● **Work item**
Among the lines of the data, copy those that hold "Activités".

START Stored data

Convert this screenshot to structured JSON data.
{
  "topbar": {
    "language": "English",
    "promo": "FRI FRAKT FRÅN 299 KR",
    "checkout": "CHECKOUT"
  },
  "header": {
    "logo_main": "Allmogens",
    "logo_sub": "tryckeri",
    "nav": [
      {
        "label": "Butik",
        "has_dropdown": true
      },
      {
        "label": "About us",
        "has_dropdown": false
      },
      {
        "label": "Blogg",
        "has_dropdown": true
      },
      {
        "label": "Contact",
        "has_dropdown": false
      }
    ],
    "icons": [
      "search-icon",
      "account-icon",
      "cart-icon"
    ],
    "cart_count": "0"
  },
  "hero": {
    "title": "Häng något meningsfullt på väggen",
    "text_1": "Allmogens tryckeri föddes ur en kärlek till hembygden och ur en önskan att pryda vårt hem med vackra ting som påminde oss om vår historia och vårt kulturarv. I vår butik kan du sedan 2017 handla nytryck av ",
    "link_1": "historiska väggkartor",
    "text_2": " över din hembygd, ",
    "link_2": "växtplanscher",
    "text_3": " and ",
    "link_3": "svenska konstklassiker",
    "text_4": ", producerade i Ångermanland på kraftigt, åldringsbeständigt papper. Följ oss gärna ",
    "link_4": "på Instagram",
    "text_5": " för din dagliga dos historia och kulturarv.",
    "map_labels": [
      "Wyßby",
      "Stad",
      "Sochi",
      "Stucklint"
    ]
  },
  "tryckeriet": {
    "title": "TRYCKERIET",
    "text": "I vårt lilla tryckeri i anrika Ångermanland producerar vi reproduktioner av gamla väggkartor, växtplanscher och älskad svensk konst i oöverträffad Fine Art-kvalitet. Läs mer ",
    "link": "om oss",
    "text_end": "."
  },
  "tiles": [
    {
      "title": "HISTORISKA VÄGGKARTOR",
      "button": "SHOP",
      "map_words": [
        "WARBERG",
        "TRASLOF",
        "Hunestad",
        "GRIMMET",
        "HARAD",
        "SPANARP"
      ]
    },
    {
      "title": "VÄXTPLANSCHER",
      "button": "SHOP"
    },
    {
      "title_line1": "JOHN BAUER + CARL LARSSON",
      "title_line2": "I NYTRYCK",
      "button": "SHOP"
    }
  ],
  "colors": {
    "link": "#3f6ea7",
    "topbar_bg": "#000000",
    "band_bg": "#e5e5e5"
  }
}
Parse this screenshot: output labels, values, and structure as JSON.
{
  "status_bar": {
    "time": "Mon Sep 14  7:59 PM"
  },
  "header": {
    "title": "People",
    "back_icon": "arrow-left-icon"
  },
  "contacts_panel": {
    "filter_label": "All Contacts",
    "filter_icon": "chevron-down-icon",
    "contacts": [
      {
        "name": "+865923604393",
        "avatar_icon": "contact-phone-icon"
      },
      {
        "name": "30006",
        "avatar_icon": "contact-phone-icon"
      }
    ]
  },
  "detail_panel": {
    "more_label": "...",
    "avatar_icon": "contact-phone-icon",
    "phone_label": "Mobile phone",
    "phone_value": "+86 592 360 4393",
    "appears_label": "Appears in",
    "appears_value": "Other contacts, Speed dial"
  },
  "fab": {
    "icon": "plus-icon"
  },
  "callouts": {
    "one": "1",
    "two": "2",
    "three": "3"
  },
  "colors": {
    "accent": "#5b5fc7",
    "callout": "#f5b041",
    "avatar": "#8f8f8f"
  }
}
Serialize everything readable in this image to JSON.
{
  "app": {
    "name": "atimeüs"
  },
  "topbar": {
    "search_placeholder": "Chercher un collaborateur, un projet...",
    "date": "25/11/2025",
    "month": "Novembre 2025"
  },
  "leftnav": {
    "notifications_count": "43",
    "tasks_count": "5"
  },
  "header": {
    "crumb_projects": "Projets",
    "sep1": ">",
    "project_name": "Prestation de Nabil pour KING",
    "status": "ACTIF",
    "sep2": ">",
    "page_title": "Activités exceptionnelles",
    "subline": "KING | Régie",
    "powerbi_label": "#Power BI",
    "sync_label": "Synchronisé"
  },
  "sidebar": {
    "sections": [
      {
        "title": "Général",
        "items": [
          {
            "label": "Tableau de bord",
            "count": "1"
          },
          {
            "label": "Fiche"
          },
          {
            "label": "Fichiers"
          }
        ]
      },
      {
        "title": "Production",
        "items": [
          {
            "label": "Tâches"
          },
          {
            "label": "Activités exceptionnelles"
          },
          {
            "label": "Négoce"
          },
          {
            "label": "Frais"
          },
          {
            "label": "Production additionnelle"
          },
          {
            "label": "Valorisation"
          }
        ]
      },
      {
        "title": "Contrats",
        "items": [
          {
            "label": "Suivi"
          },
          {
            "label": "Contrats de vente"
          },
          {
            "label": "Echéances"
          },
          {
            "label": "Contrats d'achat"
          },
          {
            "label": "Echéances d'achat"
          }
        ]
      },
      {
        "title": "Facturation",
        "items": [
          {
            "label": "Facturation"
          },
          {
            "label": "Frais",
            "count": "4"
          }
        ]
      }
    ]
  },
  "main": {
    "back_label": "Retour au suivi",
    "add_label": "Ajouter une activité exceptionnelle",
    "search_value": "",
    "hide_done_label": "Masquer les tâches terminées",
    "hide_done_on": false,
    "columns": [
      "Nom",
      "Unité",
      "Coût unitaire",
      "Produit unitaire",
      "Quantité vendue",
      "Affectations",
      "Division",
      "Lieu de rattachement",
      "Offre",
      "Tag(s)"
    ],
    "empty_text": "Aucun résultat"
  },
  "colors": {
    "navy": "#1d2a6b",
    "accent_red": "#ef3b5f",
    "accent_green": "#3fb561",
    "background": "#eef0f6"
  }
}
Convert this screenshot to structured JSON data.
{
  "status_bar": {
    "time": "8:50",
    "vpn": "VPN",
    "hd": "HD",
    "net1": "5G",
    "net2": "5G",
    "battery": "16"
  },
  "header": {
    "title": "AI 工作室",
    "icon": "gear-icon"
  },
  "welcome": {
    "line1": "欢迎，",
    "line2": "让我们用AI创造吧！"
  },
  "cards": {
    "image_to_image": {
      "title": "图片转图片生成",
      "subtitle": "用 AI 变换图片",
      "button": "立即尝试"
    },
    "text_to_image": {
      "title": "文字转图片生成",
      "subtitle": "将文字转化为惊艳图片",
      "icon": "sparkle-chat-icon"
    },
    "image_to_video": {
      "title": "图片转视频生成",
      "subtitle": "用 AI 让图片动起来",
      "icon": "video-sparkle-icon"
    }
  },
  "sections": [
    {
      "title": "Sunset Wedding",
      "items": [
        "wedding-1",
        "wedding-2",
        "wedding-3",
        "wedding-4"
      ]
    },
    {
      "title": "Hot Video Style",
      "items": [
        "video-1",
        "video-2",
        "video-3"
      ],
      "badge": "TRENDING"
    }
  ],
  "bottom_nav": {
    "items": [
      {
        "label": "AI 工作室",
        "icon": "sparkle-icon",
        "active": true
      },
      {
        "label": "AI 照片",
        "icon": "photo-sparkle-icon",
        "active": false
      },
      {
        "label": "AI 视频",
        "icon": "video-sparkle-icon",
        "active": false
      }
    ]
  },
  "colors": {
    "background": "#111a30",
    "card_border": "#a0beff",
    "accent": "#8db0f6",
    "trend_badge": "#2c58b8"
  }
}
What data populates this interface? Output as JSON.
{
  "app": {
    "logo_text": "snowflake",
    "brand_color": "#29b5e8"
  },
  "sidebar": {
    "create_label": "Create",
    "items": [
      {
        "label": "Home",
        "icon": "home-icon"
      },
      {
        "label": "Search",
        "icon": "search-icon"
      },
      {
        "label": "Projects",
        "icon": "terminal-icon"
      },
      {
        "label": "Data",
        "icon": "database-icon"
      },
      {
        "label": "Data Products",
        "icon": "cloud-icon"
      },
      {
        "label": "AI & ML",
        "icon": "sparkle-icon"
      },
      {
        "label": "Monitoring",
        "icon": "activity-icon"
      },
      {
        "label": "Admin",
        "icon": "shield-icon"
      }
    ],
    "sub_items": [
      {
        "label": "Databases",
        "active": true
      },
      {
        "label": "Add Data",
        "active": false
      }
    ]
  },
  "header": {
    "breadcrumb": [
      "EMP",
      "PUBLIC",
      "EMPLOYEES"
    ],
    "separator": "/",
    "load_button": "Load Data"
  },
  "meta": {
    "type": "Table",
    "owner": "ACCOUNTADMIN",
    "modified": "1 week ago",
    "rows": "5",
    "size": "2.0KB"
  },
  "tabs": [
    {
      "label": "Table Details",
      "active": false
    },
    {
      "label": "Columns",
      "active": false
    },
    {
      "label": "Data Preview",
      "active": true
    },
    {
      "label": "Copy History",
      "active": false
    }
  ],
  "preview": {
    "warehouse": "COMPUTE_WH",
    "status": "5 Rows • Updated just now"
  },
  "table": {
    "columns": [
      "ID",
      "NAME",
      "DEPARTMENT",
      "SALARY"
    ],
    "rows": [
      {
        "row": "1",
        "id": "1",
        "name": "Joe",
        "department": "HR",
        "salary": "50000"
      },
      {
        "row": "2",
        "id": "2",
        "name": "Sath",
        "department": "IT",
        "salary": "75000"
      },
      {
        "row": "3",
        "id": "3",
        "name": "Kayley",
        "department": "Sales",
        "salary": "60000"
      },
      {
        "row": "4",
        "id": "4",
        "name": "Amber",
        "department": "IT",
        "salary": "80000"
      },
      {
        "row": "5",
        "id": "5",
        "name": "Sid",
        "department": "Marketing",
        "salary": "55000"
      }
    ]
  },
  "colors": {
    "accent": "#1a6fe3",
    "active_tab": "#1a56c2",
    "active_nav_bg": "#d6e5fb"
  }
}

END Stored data

● **Result for this task**
    "page_title": "Activités exceptionnelles",
            "label": "Activités exceptionnelles"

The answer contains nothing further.